* [Task to carry out]:
State how many lines of the entries below hold the word "Erstellt"; reply with nothing but the number.

* [Dataset entries]:
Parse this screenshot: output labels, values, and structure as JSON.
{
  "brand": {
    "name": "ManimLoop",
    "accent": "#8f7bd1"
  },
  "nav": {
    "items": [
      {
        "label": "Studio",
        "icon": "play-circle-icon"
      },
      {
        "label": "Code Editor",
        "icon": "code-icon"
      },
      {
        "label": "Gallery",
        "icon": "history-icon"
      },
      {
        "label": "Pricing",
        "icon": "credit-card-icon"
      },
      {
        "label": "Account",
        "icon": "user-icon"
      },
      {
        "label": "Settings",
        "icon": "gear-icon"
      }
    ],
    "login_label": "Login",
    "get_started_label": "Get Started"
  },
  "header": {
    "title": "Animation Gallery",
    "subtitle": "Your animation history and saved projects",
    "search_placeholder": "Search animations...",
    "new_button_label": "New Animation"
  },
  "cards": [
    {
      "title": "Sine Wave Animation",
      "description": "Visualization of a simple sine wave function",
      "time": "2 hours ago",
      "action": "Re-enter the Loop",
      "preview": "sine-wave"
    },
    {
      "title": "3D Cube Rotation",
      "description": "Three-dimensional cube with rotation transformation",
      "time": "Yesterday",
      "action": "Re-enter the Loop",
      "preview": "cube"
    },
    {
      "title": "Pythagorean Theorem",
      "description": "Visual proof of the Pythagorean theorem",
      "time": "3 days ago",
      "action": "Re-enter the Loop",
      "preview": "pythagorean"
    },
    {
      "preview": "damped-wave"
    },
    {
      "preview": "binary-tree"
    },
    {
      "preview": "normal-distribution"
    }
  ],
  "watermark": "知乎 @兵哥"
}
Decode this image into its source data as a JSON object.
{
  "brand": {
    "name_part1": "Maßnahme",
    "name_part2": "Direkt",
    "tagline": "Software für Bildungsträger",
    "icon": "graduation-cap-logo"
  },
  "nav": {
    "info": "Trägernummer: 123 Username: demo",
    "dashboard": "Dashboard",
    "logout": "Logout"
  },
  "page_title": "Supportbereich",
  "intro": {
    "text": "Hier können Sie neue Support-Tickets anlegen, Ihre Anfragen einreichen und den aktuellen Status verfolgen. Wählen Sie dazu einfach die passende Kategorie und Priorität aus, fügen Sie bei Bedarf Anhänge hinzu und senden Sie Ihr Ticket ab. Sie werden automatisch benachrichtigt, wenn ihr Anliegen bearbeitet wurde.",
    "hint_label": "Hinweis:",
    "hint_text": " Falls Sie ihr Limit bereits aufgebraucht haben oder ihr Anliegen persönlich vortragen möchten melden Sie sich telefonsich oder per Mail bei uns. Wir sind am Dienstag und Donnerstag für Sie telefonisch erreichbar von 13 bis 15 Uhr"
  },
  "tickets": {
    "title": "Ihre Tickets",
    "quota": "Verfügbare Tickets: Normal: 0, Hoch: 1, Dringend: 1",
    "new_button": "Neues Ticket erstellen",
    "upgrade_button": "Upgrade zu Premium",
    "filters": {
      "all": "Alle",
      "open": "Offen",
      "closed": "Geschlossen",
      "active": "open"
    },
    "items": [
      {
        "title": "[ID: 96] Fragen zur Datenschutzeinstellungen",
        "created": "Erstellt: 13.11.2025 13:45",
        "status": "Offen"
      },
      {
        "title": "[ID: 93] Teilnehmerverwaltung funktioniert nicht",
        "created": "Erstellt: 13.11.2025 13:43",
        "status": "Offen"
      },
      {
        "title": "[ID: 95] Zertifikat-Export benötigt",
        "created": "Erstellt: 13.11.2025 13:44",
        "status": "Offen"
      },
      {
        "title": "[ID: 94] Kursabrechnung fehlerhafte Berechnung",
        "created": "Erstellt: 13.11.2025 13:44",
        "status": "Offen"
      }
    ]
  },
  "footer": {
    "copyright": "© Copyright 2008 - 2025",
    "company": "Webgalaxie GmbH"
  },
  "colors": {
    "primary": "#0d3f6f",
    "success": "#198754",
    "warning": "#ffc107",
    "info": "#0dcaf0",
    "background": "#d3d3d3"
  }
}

* [Task result]:
4